ELIZABETHTOWN — A group protesting government spending turned Public Square into Boston Harbor on Wednesday.
The Tax Day Tea Party — modeled after the 1773 colonists’ protest of taxation without representation — drew a crowd of what a police officer guessed was 250 to 300 people. They carried signs with messages such as, “Say No to Socialism,” and “Stop the Pork.”
Coinciding with federal tax deadline day, it was one of many similar protests across the country. Participants spoke out against programs such as bailouts and federal economic stimulus.
“I’m mad as hell,” said Dee Underwood, who earlier in the day attended a Tea Party protest in her hometown of Louisville. She said she is upset because she pays enough taxes and her, her children’s and grandchildren’s futures are being spent.
The registered Democrat wore tea bags as earrings. Other protesters hung them from signs.
“We are headed in the wrong direction,” said Lowell Todd of Vine Grove. Specifically, he mentioned the government spending money it doesn’t have and bailing out private enterprise.
Speakers standing in front of the county courthouse had to compete with honking of drivers who may have read a sign telling them to honk if they’re overtaxed.
Organizer Debra Tennison drew cheers when she said, “Washington, can you hear us now?” She also said she is against an “out-of-control spending binge that Congress is on right now.” She asked: “Did they just win the lottery, and we didn’t hear about it?”
The mission of the Tea Party was to increase voter awareness, encourage people to educate themselves on issues and to challenge them to get involved with the process of the government, Tennison said.
“We can no longer afford to be sitting silently on the sidelines,” she said.
State Rep. Tim Moore, R-Elizabethtown, told the crowd that colonists were protesting a British government that was aloof and distant.

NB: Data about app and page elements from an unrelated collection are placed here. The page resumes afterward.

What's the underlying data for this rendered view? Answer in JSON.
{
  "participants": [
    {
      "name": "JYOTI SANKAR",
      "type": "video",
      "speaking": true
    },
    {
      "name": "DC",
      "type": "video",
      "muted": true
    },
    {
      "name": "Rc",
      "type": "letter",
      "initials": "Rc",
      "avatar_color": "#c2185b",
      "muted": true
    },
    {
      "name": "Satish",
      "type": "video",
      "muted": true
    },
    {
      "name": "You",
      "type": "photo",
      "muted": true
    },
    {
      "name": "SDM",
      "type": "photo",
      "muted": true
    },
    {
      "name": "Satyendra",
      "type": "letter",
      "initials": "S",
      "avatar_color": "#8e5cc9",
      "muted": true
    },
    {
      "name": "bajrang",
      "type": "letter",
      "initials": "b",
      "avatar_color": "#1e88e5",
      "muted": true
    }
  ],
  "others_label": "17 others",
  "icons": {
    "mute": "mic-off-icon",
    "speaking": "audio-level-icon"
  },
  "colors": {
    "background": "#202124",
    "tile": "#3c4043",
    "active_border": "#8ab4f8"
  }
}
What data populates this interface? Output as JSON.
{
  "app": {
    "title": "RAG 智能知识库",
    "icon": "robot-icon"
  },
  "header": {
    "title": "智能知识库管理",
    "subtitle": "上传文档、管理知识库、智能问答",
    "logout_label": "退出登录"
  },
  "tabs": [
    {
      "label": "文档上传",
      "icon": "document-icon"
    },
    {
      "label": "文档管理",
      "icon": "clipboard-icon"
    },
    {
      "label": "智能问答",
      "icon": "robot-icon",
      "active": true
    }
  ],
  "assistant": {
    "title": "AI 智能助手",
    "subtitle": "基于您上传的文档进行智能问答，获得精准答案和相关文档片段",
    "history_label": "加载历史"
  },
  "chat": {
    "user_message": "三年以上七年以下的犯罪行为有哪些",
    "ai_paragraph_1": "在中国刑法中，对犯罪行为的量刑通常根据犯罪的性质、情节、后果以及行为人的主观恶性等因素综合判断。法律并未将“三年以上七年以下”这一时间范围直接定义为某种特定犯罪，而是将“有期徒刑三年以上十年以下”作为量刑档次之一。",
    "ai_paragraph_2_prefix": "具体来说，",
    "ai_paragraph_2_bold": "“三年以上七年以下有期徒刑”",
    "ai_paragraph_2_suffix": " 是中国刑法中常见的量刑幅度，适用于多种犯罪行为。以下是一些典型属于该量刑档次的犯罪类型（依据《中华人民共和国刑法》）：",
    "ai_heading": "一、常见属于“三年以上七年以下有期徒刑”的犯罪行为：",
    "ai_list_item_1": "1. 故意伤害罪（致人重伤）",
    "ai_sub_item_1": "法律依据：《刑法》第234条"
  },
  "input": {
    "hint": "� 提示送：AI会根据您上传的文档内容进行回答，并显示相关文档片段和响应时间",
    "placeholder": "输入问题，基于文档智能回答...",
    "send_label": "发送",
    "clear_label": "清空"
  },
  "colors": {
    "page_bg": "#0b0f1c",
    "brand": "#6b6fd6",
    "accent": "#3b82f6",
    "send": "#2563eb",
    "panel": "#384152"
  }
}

We have the same problem today in Washington, he said.
“The government is taking an ever-bigger chunk out of our paychecks,” he said, mentioning how this is the case at both the state and federal levels. “We need to send a message loud and clear that we’re tired of it and we’ve had enough,” he said.
Moore also said the federal economic stimulus package will create debt and won’t dig us out of any economic hole.
“We’re tired of gaining in the short run at the cost of our long-term economic health,” he said after the speech. Kentucky turned down some of these funds when they had strings attached.
Federal stimulus money will be spent locally on programs such as more buses and vans to transport workers to Fort Knox. And a factory that would make batteries for hybrid and electric cars may locate in Glendale if stimulus money is made available.
Moore said a battery factory and preparing for the Army post realignment are good investments that will have returns.
“Collectively, nationally, we’ve got to send a signal: Don’t keep putting us further in debt,” he said.
John Friedlein can be reached at 505-1746.